Website and app data records
■ ■ ■ ■ ■ ■ ■

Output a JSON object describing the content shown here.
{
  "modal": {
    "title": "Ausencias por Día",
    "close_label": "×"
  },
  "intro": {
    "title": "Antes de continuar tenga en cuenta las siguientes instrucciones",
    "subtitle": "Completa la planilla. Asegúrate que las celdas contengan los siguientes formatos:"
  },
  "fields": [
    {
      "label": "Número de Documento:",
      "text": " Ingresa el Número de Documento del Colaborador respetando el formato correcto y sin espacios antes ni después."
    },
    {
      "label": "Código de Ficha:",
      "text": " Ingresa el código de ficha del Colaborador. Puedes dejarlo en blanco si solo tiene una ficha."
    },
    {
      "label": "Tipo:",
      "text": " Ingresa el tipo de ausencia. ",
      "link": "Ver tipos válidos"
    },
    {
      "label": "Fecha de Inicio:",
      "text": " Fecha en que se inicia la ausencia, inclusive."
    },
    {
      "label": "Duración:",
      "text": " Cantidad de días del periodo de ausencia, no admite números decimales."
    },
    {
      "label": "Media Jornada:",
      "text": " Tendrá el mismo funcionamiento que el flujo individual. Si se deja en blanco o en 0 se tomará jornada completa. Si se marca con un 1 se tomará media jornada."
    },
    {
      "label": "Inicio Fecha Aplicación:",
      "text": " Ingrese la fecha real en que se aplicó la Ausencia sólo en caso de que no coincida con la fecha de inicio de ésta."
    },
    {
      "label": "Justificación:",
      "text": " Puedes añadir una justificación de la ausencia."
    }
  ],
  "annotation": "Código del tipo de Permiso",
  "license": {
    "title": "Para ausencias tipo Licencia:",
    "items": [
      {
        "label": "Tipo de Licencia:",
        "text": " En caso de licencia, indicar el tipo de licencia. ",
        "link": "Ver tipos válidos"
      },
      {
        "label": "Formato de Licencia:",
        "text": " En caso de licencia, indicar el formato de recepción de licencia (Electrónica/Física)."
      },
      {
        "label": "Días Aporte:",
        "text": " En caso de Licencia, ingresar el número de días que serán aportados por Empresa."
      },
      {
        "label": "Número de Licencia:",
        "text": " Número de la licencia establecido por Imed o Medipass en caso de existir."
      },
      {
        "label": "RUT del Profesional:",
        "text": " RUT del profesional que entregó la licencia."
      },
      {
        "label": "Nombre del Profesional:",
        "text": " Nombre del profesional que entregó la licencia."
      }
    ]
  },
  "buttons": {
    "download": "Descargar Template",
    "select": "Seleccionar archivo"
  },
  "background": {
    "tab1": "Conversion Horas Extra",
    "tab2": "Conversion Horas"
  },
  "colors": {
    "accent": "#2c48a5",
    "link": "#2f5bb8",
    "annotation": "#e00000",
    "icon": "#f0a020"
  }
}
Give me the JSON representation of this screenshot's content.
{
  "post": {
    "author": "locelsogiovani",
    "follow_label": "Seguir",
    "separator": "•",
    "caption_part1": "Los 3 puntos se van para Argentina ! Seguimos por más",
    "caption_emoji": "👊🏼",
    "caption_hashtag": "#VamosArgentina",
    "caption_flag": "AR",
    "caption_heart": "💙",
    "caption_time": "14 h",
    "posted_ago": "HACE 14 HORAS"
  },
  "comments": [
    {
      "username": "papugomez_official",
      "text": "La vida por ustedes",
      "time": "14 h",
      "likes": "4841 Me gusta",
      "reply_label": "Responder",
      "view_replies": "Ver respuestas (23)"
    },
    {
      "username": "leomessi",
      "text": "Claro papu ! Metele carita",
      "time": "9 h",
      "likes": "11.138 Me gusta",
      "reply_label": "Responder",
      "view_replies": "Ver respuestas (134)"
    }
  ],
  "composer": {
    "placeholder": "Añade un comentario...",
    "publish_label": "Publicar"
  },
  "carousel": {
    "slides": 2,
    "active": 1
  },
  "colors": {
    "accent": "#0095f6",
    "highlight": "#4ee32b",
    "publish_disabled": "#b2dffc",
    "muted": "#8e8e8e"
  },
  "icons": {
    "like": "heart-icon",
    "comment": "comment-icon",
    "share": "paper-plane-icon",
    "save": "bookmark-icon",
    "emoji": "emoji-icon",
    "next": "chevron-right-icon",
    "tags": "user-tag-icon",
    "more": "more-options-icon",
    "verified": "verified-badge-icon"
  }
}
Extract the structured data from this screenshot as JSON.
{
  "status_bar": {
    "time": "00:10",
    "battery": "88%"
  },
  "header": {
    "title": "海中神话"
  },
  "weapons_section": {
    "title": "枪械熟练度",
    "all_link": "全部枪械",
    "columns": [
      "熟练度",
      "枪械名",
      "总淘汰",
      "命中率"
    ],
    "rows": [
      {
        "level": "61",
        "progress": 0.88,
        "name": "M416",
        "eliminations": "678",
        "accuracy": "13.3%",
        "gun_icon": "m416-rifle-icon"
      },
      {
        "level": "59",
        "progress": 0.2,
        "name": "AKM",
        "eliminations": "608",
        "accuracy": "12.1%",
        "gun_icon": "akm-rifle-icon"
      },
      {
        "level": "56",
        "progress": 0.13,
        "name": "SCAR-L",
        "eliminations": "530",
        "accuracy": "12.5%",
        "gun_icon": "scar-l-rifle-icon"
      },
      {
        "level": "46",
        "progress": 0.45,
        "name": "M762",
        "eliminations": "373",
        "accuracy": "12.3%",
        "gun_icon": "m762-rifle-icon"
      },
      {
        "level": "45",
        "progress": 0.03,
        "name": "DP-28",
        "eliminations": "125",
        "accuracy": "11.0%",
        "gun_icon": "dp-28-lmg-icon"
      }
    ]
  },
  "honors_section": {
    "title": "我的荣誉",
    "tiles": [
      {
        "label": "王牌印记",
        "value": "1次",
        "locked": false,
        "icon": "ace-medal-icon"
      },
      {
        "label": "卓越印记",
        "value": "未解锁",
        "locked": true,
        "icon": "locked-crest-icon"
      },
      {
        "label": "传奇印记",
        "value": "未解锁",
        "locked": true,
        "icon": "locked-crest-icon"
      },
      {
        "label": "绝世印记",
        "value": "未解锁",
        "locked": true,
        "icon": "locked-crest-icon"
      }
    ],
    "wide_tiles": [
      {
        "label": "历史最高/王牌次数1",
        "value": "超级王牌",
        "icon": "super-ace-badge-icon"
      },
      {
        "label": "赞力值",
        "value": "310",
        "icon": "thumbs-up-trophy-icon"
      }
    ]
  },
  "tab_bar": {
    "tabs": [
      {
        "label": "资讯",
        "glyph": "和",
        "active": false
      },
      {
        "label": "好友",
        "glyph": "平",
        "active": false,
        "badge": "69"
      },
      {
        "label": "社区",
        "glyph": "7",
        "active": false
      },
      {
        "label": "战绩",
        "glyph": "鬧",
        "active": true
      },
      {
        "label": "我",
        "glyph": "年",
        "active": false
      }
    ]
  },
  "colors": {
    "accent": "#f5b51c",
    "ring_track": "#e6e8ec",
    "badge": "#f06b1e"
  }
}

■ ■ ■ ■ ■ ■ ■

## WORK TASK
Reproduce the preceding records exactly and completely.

## PROBLEM SOLUTION
Output a JSON object describing the content shown here.
{
  "modal": {
    "title": "Ausencias por Día",
    "close_label": "×"
  },
  "intro": {
    "title": "Antes de continuar tenga en cuenta las siguientes instrucciones",
    "subtitle": "Completa la planilla. Asegúrate que las celdas contengan los siguientes formatos:"
  },
  "fields": [
    {
      "label": "Número de Documento:",
      "text": " Ingresa el Número de Documento del Colaborador respetando el formato correcto y sin espacios antes ni después."
    },
    {
      "label": "Código de Ficha:",
      "text": " Ingresa el código de ficha del Colaborador. Puedes dejarlo en blanco si solo tiene una ficha."
    },
    {
      "label": "Tipo:",
      "text": " Ingresa el tipo de ausencia. ",
      "link": "Ver tipos válidos"
    },
    {
      "label": "Fecha de Inicio:",
      "text": " Fecha en que se inicia la ausencia, inclusive."
    },
    {
      "label": "Duración:",
      "text": " Cantidad de días del periodo de ausencia, no admite números decimales."
    },
    {
      "label": "Media Jornada:",
      "text": " Tendrá el mismo funcionamiento que el flujo individual. Si se deja en blanco o en 0 se tomará jornada completa. Si se marca con un 1 se tomará media jornada."
    },
    {
      "label": "Inicio Fecha Aplicación:",
      "text": " Ingrese la fecha real en que se aplicó la Ausencia sólo en caso de que no coincida con la fecha de inicio de ésta."
    },
    {
      "label": "Justificación:",
      "text": " Puedes añadir una justificación de la ausencia."
    }
  ],
  "annotation": "Código del tipo de Permiso",
  "license": {
    "title": "Para ausencias tipo Licencia:",
    "items": [
      {
        "label": "Tipo de Licencia:",
        "text": " En caso de licencia, indicar el tipo de licencia. ",
        "link": "Ver tipos válidos"
      },
      {
        "label": "Formato de Licencia:",
        "text": " En caso de licencia, indicar el formato de recepción de licencia (Electrónica/Física)."
      },
      {
        "label": "Días Aporte:",
        "text": " En caso de Licencia, ingresar el número de días que serán aportados por Empresa."
      },
      {
        "label": "Número de Licencia:",
        "text": " Número de la licencia establecido por Imed o Medipass en caso de existir."
      },
      {
        "label": "RUT del Profesional:",
        "text": " RUT del profesional que entregó la licencia."
      },
      {
        "label": "Nombre del Profesional:",
        "text": " Nombre del profesional que entregó la licencia."
      }
    ]
  },
  "buttons": {
    "download": "Descargar Template",
    "select": "Seleccionar archivo"
  },
  "background": {
    "tab1": "Conversion Horas Extra",
    "tab2": "Conversion Horas"
  },
  "colors": {
    "accent": "#2c48a5",
    "link": "#2f5bb8",
    "annotation": "#e00000",
    "icon": "#f0a020"
  }
}
Give me the JSON representation of this screenshot's content.
{
  "post": {
    "author": "locelsogiovani",
    "follow_label": "Seguir",
    "separator": "•",
    "caption_part1": "Los 3 puntos se van para Argentina ! Seguimos por más",
    "caption_emoji": "👊🏼",
    "caption_hashtag": "#VamosArgentina",
    "caption_flag": "AR",
    "caption_heart": "💙",
    "caption_time": "14 h",
    "posted_ago": "HACE 14 HORAS"
  },
  "comments": [
    {
      "username": "papugomez_official",
      "text": "La vida por ustedes",
      "time": "14 h",
      "likes": "4841 Me gusta",
      "reply_label": "Responder",
      "view_replies": "Ver respuestas (23)"
    },
    {
      "username": "leomessi",
      "text": "Claro papu ! Metele carita",
      "time": "9 h",
      "likes": "11.138 Me gusta",
      "reply_label": "Responder",
      "view_replies": "Ver respuestas (134)"
    }
  ],
  "composer": {
    "placeholder": "Añade un comentario...",
    "publish_label": "Publicar"
  },
  "carousel": {
    "slides": 2,
    "active": 1
  },
  "colors": {
    "accent": "#0095f6",
    "highlight": "#4ee32b",
    "publish_disabled": "#b2dffc",
    "muted": "#8e8e8e"
  },
  "icons": {
    "like": "heart-icon",
    "comment": "comment-icon",
    "share": "paper-plane-icon",
    "save": "bookmark-icon",
    "emoji": "emoji-icon",
    "next": "chevron-right-icon",
    "tags": "user-tag-icon",
    "more": "more-options-icon",
    "verified": "verified-badge-icon"
  }
}
Extract the structured data from this screenshot as JSON.
{
  "status_bar": {
    "time": "00:10",
    "battery": "88%"
  },
  "header": {
    "title": "海中神话"
  },
  "weapons_section": {
    "title": "枪械熟练度",
    "all_link": "全部枪械",
    "columns": [
      "熟练度",
      "枪械名",
      "总淘汰",
      "命中率"
    ],
    "rows": [
      {
        "level": "61",
        "progress": 0.88,
        "name": "M416",
        "eliminations": "678",
        "accuracy": "13.3%",
        "gun_icon": "m416-rifle-icon"
      },
      {
        "level": "59",
        "progress": 0.2,
        "name": "AKM",
        "eliminations": "608",
        "accuracy": "12.1%",
        "gun_icon": "akm-rifle-icon"
      },
      {
        "level": "56",
        "progress": 0.13,
        "name": "SCAR-L",
        "eliminations": "530",
        "accuracy": "12.5%",
        "gun_icon": "scar-l-rifle-icon"
      },
      {
        "level": "46",
        "progress": 0.45,
        "name": "M762",
        "eliminations": "373",
        "accuracy": "12.3%",
        "gun_icon": "m762-rifle-icon"
      },
      {
        "level": "45",
        "progress": 0.03,
        "name": "DP-28",
        "eliminations": "125",
        "accuracy": "11.0%",
        "gun_icon": "dp-28-lmg-icon"
      }
    ]
  },
  "honors_section": {
    "title": "我的荣誉",
    "tiles": [
      {
        "label": "王牌印记",
        "value": "1次",
        "locked": false,
        "icon": "ace-medal-icon"
      },
      {
        "label": "卓越印记",
        "value": "未解锁",
        "locked": true,
        "icon": "locked-crest-icon"
      },
      {
        "label": "传奇印记",
        "value": "未解锁",
        "locked": true,
        "icon": "locked-crest-icon"
      },
      {
        "label": "绝世印记",
        "value": "未解锁",
        "locked": true,
        "icon": "locked-crest-icon"
      }
    ],
    "wide_tiles": [
      {
        "label": "历史最高/王牌次数1",
        "value": "超级王牌",
        "icon": "super-ace-badge-icon"
      },
      {
        "label": "赞力值",
        "value": "310",
        "icon": "thumbs-up-trophy-icon"
      }
    ]
  },
  "tab_bar": {
    "tabs": [
      {
        "label": "资讯",
        "glyph": "和",
        "active": false
      },
      {
        "label": "好友",
        "glyph": "平",
        "active": false,
        "badge": "69"
      },
      {
        "label": "社区",
        "glyph": "7",
        "active": false
      },
      {
        "label": "战绩",
        "glyph": "鬧",
        "active": true
      },
      {
        "label": "我",
        "glyph": "年",
        "active": false
      }
    ]
  },
  "colors": {
    "accent": "#f5b51c",
    "ring_track": "#e6e8ec",
    "badge": "#f06b1e"
  }
}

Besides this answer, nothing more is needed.